Material supplied below:
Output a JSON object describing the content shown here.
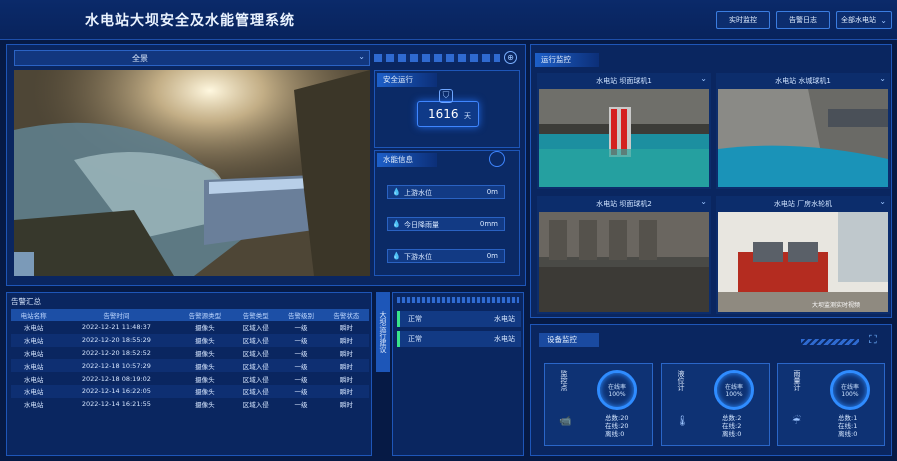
{
  "header": {
    "title": "水电站大坝安全及水能管理系统",
    "btn_monitor": "实时监控",
    "btn_log": "告警日志",
    "btn_station": "全部水电站"
  },
  "panorama": {
    "label": "全景"
  },
  "safety": {
    "title": "安全运行",
    "days_value": "1616",
    "days_unit": "天"
  },
  "water": {
    "title": "水能信息",
    "items": [
      {
        "label": "上游水位",
        "value": "0m"
      },
      {
        "label": "今日降雨量",
        "value": "0mm"
      },
      {
        "label": "下游水位",
        "value": "0m"
      }
    ]
  },
  "alarm": {
    "title": "告警汇总",
    "columns": [
      "电站名称",
      "告警时间",
      "告警源类型",
      "告警类型",
      "告警级别",
      "告警状态"
    ],
    "rows": [
      [
        "水电站",
        "2022-12-21 11:48:37",
        "摄像头",
        "区域入侵",
        "一级",
        "瞬时"
      ],
      [
        "水电站",
        "2022-12-20 18:55:29",
        "摄像头",
        "区域入侵",
        "一级",
        "瞬时"
      ],
      [
        "水电站",
        "2022-12-20 18:52:52",
        "摄像头",
        "区域入侵",
        "一级",
        "瞬时"
      ],
      [
        "水电站",
        "2022-12-18 10:57:29",
        "摄像头",
        "区域入侵",
        "一级",
        "瞬时"
      ],
      [
        "水电站",
        "2022-12-18 08:19:02",
        "摄像头",
        "区域入侵",
        "一级",
        "瞬时"
      ],
      [
        "水电站",
        "2022-12-14 16:22:05",
        "摄像头",
        "区域入侵",
        "一级",
        "瞬时"
      ],
      [
        "水电站",
        "2022-12-14 16:21:55",
        "摄像头",
        "区域入侵",
        "一级",
        "瞬时"
      ]
    ]
  },
  "dam_advice": {
    "title": "大坝运行建议",
    "rows": [
      {
        "status": "正常",
        "station": "水电站"
      },
      {
        "status": "正常",
        "station": "水电站"
      }
    ]
  },
  "run_monitor": {
    "title": "运行监控",
    "cameras": [
      {
        "title": "水电站 坝面球机1"
      },
      {
        "title": "水电站 水城球机1"
      },
      {
        "title": "水电站 坝面球机2"
      },
      {
        "title": "水电站 厂房水轮机"
      }
    ],
    "watermark": "大坝监测实时视频"
  },
  "devices": {
    "title": "设备监控",
    "cards": [
      {
        "label": "监控点",
        "ring_label": "在线率",
        "ring_value": "100%",
        "total": "总数:20",
        "online": "在线:20",
        "offline": "离线:0"
      },
      {
        "label": "液位计",
        "ring_label": "在线率",
        "ring_value": "100%",
        "total": "总数:2",
        "online": "在线:2",
        "offline": "离线:0"
      },
      {
        "label": "雨量计",
        "ring_label": "在线率",
        "ring_value": "100%",
        "total": "总数:1",
        "online": "在线:1",
        "offline": "离线:0"
      }
    ]
  }
}
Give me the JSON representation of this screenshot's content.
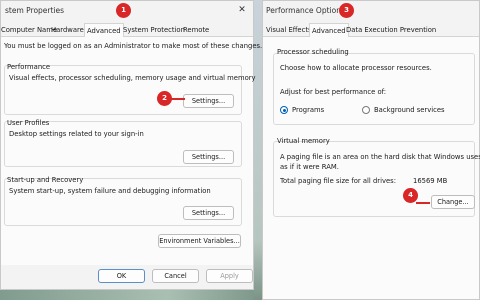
{
  "left_window": {
    "title": "stem Properties",
    "close_glyph": "✕",
    "tabs": [
      "Computer Name",
      "Hardware",
      "Advanced",
      "System Protection",
      "Remote"
    ],
    "admin_notice": "You must be logged on as an Administrator to make most of these changes.",
    "performance": {
      "title": "Performance",
      "description": "Visual effects, processor scheduling, memory usage and virtual memory",
      "button": "Settings..."
    },
    "user_profiles": {
      "title": "User Profiles",
      "description": "Desktop settings related to your sign-in",
      "button": "Settings..."
    },
    "startup_recovery": {
      "title": "Start-up and Recovery",
      "description": "System start-up, system failure and debugging information",
      "button": "Settings..."
    },
    "env_button": "Environment Variables...",
    "ok": "OK",
    "cancel": "Cancel",
    "apply": "Apply"
  },
  "right_window": {
    "title": "Performance Options",
    "tabs": [
      "Visual Effects",
      "Advanced",
      "Data Execution Prevention"
    ],
    "processor_scheduling": {
      "title": "Processor scheduling",
      "description": "Choose how to allocate processor resources.",
      "adjust_label": "Adjust for best performance of:",
      "options": [
        {
          "label": "Programs",
          "checked": true
        },
        {
          "label": "Background services",
          "checked": false
        }
      ]
    },
    "virtual_memory": {
      "title": "Virtual memory",
      "description_line1": "A paging file is an area on the hard disk that Windows uses",
      "description_line2": "as if it were RAM.",
      "total_label": "Total paging file size for all drives:",
      "total_value": "16569 MB",
      "change_button": "Change..."
    }
  },
  "callouts": [
    "1",
    "2",
    "3",
    "4"
  ],
  "colors": {
    "callout": "#d92626",
    "accent": "#005fb8",
    "window_bg": "#f3f3f3"
  }
}
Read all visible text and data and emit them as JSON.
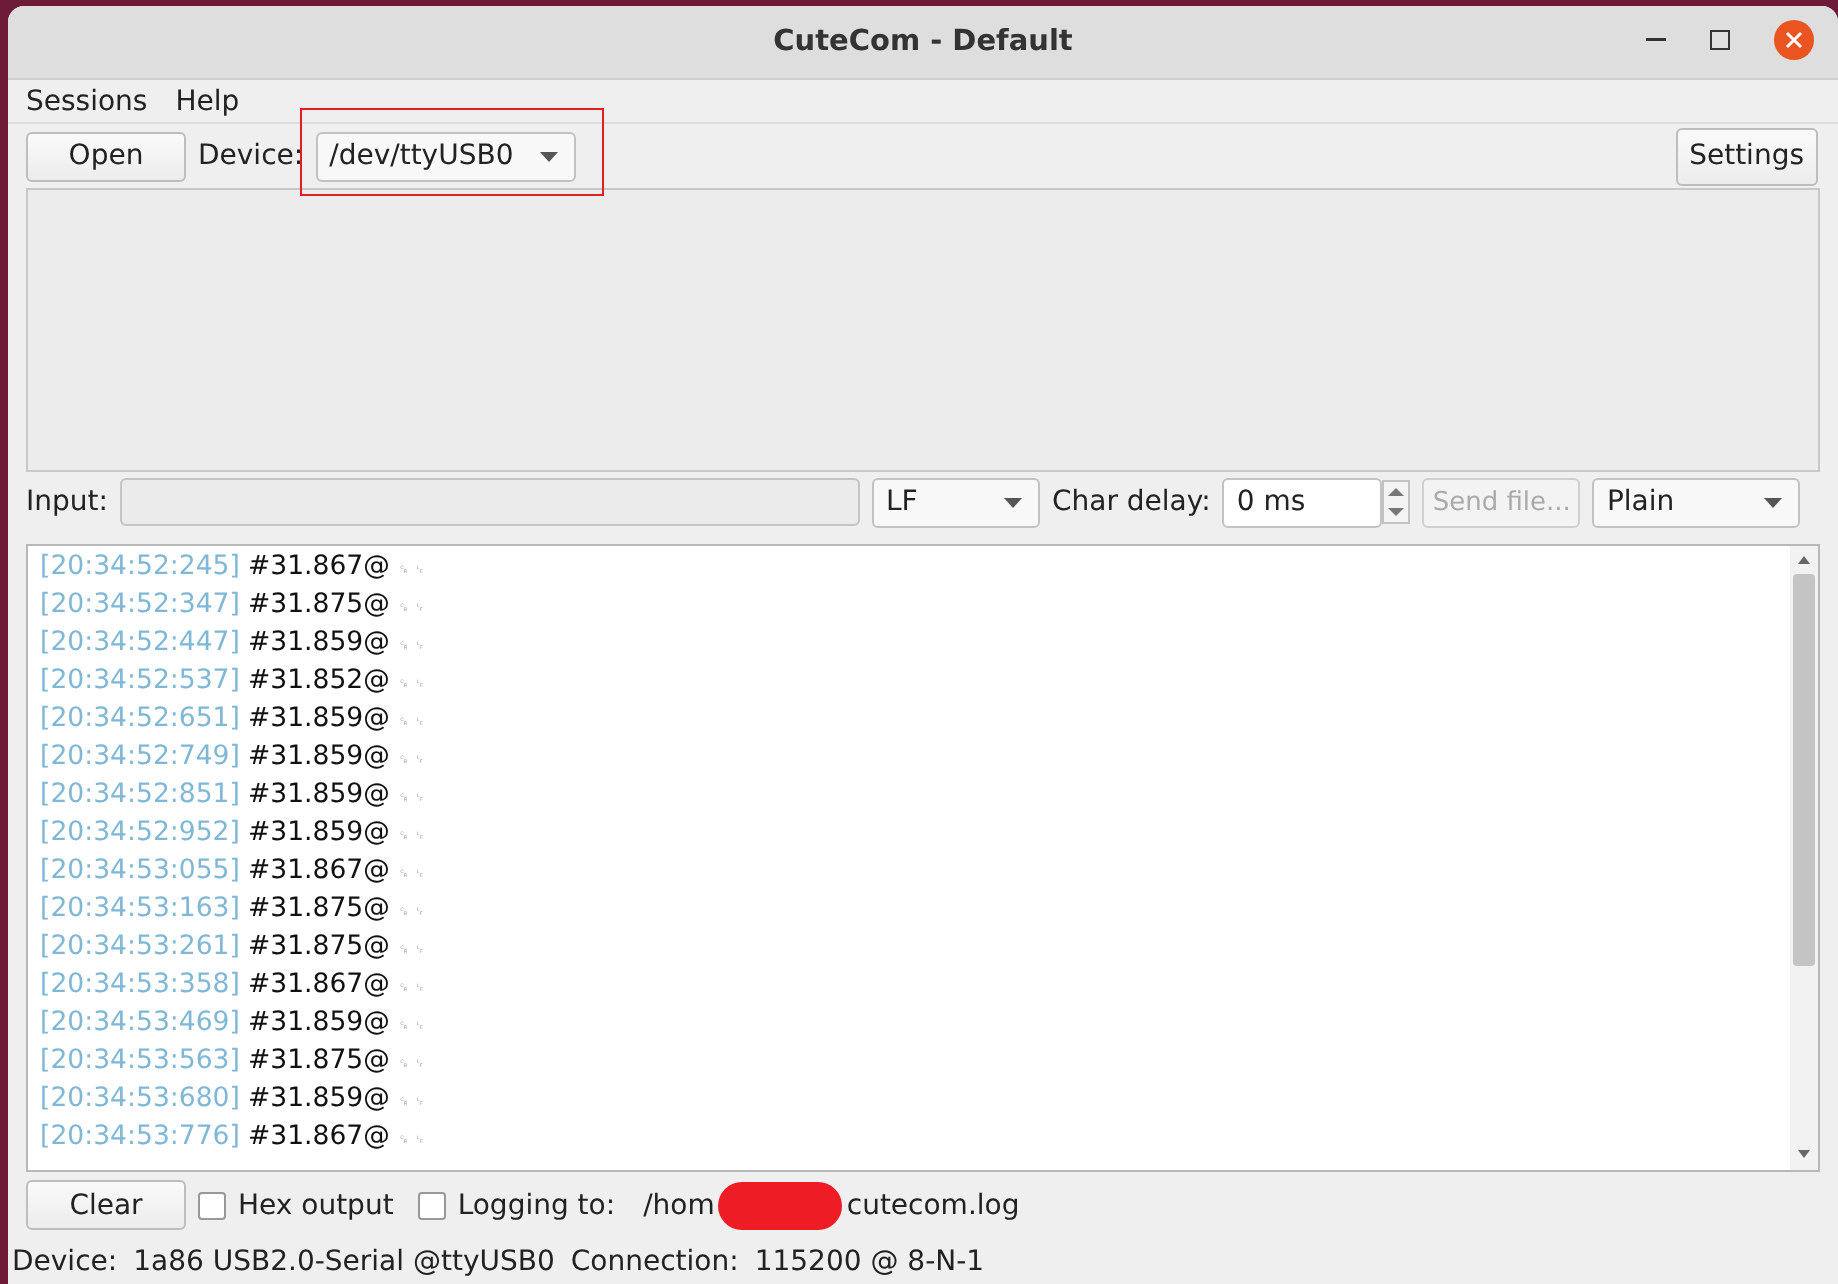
{
  "window": {
    "title": "CuteCom - Default"
  },
  "menu": [
    "Sessions",
    "Help"
  ],
  "toolbar": {
    "open_button": "Open",
    "device_label": "Device:",
    "device_value": "/dev/ttyUSB0",
    "settings_button": "Settings"
  },
  "input_row": {
    "label": "Input:",
    "line_ending": "LF",
    "char_delay_label": "Char delay:",
    "char_delay_value": "0 ms",
    "send_file_button": "Send file...",
    "send_file_disabled": true,
    "format": "Plain"
  },
  "log": [
    {
      "time": "[20:34:52:245]",
      "text": "#31.867@",
      "suffix": "␍␊"
    },
    {
      "time": "[20:34:52:347]",
      "text": "#31.875@",
      "suffix": "␍␊"
    },
    {
      "time": "[20:34:52:447]",
      "text": "#31.859@",
      "suffix": "␍␊"
    },
    {
      "time": "[20:34:52:537]",
      "text": "#31.852@",
      "suffix": "␍␊"
    },
    {
      "time": "[20:34:52:651]",
      "text": "#31.859@",
      "suffix": "␍␊"
    },
    {
      "time": "[20:34:52:749]",
      "text": "#31.859@",
      "suffix": "␍␊"
    },
    {
      "time": "[20:34:52:851]",
      "text": "#31.859@",
      "suffix": "␍␊"
    },
    {
      "time": "[20:34:52:952]",
      "text": "#31.859@",
      "suffix": "␍␊"
    },
    {
      "time": "[20:34:53:055]",
      "text": "#31.867@",
      "suffix": "␍␊"
    },
    {
      "time": "[20:34:53:163]",
      "text": "#31.875@",
      "suffix": "␍␊"
    },
    {
      "time": "[20:34:53:261]",
      "text": "#31.875@",
      "suffix": "␍␊"
    },
    {
      "time": "[20:34:53:358]",
      "text": "#31.867@",
      "suffix": "␍␊"
    },
    {
      "time": "[20:34:53:469]",
      "text": "#31.859@",
      "suffix": "␍␊"
    },
    {
      "time": "[20:34:53:563]",
      "text": "#31.875@",
      "suffix": "␍␊"
    },
    {
      "time": "[20:34:53:680]",
      "text": "#31.859@",
      "suffix": "␍␊"
    },
    {
      "time": "[20:34:53:776]",
      "text": "#31.867@",
      "suffix": "␍␊"
    }
  ],
  "bottom_row": {
    "clear_button": "Clear",
    "hex_output": {
      "label": "Hex output",
      "checked": false
    },
    "logging": {
      "label": "Logging to:",
      "checked": false
    },
    "log_path_start": "/hom",
    "log_path_end": "cutecom.log"
  },
  "status_bar": {
    "device_label": "Device:",
    "device_value": "1a86 USB2.0-Serial @ttyUSB0",
    "connection_label": "Connection:",
    "connection_value": "115200 @ 8-N-1"
  }
}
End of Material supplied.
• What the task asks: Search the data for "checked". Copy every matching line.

• Answer to this problem:
          "checked": true
          "checked": false
      "checked": false
      "checked": false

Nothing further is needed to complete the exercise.